Judge Mollway’s order said: “Plaintiffs are suffering irreparable harm by being continuously denied their right to marry. The Supreme Court has stated that marriage is an expression of emotional support and public commitment, that marriage carries spiritual significance, and that marriage is often a precondition to the receipt of government benefits, property rights, and other less tangible benefits. . . . Every day that Plaintiffs are unable to marry they are denied these benefits.” Order Granting Motion for Preliminary Injunction at 25-26.
ACLU Senior Staff Attorney Daniel Gluck said: “We are delighted that our clients can finally marry their fiancés. This ruling, however, is just beginning: the ACLU is fighting a long-term pattern of unconstitutional denials of prisoners’ marriages based on subjective reasons well outside the authority of government.

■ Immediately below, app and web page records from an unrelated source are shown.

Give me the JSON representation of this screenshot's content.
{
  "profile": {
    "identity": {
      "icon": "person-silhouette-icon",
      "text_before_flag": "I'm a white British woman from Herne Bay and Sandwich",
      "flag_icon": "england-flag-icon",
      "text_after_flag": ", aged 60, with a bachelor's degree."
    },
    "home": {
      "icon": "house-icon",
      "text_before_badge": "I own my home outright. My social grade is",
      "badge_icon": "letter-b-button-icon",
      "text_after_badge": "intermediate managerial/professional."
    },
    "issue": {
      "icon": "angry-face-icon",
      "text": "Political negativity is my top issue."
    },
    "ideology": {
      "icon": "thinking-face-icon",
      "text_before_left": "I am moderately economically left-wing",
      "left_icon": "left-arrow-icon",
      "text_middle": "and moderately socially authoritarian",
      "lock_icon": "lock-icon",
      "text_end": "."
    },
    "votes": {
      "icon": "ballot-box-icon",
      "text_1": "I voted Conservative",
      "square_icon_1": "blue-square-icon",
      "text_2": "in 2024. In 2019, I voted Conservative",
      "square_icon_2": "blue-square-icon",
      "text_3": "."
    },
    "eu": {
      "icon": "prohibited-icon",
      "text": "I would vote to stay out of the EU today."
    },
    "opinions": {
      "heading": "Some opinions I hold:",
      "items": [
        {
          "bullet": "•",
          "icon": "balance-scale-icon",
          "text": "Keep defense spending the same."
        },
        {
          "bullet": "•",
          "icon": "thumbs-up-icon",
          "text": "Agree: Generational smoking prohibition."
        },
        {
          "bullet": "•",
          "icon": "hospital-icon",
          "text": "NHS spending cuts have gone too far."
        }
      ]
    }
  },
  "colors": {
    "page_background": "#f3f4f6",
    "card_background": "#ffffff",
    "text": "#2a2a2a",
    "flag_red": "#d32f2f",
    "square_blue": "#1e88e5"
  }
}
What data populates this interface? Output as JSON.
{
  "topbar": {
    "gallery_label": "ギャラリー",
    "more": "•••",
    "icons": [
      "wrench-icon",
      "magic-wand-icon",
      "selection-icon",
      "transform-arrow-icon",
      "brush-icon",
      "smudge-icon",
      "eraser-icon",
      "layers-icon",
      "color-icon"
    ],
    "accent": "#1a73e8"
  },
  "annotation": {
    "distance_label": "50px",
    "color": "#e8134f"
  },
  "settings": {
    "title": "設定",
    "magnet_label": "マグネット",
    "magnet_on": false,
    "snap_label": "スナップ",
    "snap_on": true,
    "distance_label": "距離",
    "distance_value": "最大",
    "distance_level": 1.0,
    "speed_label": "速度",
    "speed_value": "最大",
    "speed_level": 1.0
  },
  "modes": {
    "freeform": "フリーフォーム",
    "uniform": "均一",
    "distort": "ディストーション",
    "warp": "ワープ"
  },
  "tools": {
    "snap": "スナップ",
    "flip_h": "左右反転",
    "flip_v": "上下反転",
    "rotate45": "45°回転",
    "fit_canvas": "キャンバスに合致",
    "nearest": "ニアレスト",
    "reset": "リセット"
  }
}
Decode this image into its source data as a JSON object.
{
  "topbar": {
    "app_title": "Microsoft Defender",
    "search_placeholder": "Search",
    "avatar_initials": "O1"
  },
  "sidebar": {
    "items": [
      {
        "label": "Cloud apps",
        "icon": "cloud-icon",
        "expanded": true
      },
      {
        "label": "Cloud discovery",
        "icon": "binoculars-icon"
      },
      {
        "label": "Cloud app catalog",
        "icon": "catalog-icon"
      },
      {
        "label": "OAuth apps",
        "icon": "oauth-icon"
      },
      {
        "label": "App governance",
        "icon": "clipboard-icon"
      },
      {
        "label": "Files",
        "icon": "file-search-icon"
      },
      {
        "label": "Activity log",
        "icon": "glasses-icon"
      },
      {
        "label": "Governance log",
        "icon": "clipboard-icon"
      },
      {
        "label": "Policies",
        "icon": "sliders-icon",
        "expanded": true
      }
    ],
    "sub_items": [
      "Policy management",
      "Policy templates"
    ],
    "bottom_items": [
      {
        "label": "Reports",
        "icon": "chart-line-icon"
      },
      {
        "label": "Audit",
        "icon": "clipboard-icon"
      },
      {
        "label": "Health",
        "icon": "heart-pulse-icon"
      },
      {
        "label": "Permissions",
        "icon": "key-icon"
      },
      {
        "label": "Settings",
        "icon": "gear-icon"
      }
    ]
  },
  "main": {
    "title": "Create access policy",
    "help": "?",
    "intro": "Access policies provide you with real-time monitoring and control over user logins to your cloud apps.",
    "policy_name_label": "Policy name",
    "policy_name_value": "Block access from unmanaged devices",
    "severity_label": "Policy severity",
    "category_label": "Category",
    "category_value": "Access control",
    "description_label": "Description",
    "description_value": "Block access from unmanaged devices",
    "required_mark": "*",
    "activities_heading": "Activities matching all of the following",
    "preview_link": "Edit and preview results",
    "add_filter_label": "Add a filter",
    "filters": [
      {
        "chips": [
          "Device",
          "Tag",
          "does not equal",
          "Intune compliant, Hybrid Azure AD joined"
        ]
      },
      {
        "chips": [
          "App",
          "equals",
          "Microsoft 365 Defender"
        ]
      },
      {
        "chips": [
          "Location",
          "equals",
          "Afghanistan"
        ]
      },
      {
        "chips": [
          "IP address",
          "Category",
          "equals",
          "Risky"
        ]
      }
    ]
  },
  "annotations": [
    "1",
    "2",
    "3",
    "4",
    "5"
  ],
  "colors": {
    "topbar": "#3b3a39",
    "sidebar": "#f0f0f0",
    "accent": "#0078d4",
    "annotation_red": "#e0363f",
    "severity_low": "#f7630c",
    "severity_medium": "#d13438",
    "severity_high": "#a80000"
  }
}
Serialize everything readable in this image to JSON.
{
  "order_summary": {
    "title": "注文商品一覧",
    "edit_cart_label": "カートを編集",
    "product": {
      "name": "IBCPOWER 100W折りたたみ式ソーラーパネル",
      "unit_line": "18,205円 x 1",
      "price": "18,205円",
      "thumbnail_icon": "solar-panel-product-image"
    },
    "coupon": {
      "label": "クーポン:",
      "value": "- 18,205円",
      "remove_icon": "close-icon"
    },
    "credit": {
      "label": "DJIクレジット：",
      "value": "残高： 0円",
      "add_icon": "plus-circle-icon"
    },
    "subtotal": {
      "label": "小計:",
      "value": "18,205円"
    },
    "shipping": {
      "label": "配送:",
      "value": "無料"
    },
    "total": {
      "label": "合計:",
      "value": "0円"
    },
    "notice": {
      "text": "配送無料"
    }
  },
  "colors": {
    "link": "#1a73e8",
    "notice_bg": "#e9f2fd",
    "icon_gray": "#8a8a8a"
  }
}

This pattern is so deeply rooted in the DPS culture that official, top-down DPS policy changes, threats of lawsuits, and a crystal-clear ruling from the United States Supreme Court could not stop it from continuing. Sadly, it took this lawsuit to force DPS to follow the law regarding treatment of inmate marriage requests, and we want to make sure that DPS changes its policies – not just for our clients, but for any individual who seeks to marry now and in the future.”
The lawsuit, filed May 15, 2012, charged officials of DPS with unlawful discrimination in deciding who has the right to marry. The Plaintiffs are two women who submitted multiple marriage applications over several years and were banned from being able to wed their fiancés, both of whom are incarcerated at the Saguaro Correctional Facility in Eloy, Arizona. The practice of denying prisoners the right to marry was ruled unconstitutional by the United States Supreme Court in Turner v. Safley, 482 U.S. 78 (1987). Particularly where prisoners wish to marry individuals outside of prison, the Court explained, the State has virtually no interest whatsoever: “where the inmate wishes to marry a civilian, the decision to marry (apart from the logistics of the wedding ceremony) is a completely private one.” Id. at 98. The State repeatedly ignored this constitutional directive from the Supreme Court and routinely told couples that they could not marry.
The ACLU is aware that couples other than the two named plaintiffs have been prohibited from marrying; those individuals are encouraged to contact the ACLU of Hawaii. All communications with the office are confidential, and the ACLU of Hawaii does not charge clients for its legal services.